There is an underground movement growing across the globe that seeks not to overthrow governments, institutions or society, but the very fabric of nature itself.

These biohackers work in a field referred to as synthetic biology – or synbio, for short – and are trying to create some incredible things while democratising an expensive scientific pursuit.

To name just one recent example, a team from Worcester Polytechnic Institute took a spinach leaf and its complex vascular network, and used it to transport blood around a human heart.

Now, a Cork start-up called Cell-Free Tech is aiming to give biohackers the ability to drastically reduce the cost and time needed for (as you would guess) creating things without cells.

Cell-Free Tech is a matter of efficiency in that its technology is able to extract the 5pc of cells that are responsible for reading DNA and writing proteins, and eliminating the rest, effectively giving synbio researchers a blank canvas to work from.

“It’s a little bit like the Raspberry Pi of biology,” said the start-up’s CEO, Tom Meany, in conversation with Siliconrepublic.com.

“It’s a simple, stripped-down, low-cost, easy-to-use computer for people to get experience with writing DNA commands and executing them.”

In numerical terms, Cell-Free Tech’s technology can produce the same amount of proteins in a tube as big as a finger, as you would get over 24 hours from a cell culture in a much larger 2-litre container.

With these proteins, biohackers can produce a multitude of different things, such as chromaproteins, which allow someone to colour clothing however they like (“Hot pink is a personal favourite of ours,” Meany quipped).

“One really beautiful thing about the cell-free extract is that because it’s no longer an organism, because it’s been broken down, it’s no longer a genetically modified organism,” he said.

“So, you can take a piece of DNA and use it as a coding language, just as you would with any kind of punch-card system or an analogue computer. You’re able to program with DNA outside of a biological lab, which is a game-changer.”

Overlapping of disciplines

While just a team of three for now, it is safe to say that Meany leads a company with some rather diverse backgrounds, given that his is in physics and semiconductor production; his chief scientific officer, Ian McDermott, is a protein engineer; and Helena Steiner is the chief design officer.

This overlapping of disciplines is something that Meany feels quite strongly is part of the future of synbio, particularly with the onset of automation and artificial intelligence.

“You’ll have everyone [working in synbio], from automation experts to those with physics backgrounds, who are moving fluids around, making everything cheaper and making everything work a little bit faster. That’s Semiconductors 101.”

One of the other companies that Meany points to at the forefront of DIY biotech is Bento Lab, a start-up that produces a home DNA-testing kit that can also perform the CRISPR gene-editing technique.

Recent funding success

Cell-Free Tech’s success grew out from RebelBio, the Cork-based accelerator for synbio companies founded by SOSV.

The start-up was announced in May as part of the fourth cohort for the four-month programme.

Under RebelBio, each start-up gains an investment worth more than $100,000, access to lab and office space as well as a network of hundreds of mentors.

Cell-Free Tech has already attracted interest from a variety of differently scaled operations, from the individual biohacker all the way up to researchers working in major academic institutions.
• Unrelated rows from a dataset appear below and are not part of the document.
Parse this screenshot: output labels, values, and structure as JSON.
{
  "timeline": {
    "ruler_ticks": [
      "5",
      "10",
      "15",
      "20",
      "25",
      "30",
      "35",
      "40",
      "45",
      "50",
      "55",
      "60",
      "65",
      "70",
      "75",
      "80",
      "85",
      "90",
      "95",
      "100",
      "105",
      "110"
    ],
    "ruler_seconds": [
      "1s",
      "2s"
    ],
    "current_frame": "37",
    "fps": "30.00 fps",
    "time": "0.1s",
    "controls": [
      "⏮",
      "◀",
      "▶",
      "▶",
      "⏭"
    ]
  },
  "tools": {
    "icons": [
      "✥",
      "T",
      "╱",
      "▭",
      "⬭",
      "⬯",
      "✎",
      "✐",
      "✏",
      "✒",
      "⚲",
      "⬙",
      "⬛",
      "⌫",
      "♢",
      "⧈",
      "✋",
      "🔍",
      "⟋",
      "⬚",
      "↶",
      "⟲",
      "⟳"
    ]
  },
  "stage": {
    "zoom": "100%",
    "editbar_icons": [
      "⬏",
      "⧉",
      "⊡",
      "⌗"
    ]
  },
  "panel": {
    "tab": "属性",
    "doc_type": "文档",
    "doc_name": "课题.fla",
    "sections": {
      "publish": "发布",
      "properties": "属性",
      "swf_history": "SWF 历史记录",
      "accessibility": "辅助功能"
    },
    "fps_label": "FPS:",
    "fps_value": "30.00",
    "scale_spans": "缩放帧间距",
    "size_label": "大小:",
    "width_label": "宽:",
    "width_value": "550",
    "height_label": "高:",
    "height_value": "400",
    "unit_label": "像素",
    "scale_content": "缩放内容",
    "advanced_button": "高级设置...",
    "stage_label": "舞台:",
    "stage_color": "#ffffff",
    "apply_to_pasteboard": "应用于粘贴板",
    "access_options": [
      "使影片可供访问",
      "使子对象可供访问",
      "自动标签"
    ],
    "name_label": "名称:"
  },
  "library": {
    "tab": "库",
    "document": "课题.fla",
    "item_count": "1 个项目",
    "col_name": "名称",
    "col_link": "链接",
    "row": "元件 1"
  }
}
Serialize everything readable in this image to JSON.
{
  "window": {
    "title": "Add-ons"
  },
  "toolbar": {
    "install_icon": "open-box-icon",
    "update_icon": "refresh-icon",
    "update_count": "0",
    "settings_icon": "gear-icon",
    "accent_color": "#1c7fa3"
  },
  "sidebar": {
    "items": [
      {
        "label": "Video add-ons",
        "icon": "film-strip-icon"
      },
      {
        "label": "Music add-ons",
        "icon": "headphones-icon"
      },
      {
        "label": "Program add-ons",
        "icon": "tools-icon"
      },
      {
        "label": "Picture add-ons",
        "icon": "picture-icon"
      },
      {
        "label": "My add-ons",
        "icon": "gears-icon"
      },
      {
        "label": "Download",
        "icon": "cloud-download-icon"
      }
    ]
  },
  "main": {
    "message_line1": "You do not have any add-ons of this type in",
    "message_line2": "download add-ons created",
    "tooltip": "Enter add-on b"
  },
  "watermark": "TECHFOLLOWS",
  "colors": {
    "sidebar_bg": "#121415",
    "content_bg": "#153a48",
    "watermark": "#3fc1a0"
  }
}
Meany hopes this will aid attempts to bridge the two communities.

You can hardly blame their interest when this technology costs a fraction of the average €10,000 needed to be spent to get the same result.

With the funding from RebelBio, Cell-Free Tech is now hoping to prototype the kit at a much larger scale to get it, and biological research, out to the masses.

Disclosure: SOSV is an investor in Silicon Republic

3D printers are often used in constructing affordable synbio tools. Image: Tricia Daniel/Shutterstock

Colm Gorey is a journalist with Siliconrepublic.com

editorial@siliconrepublic.com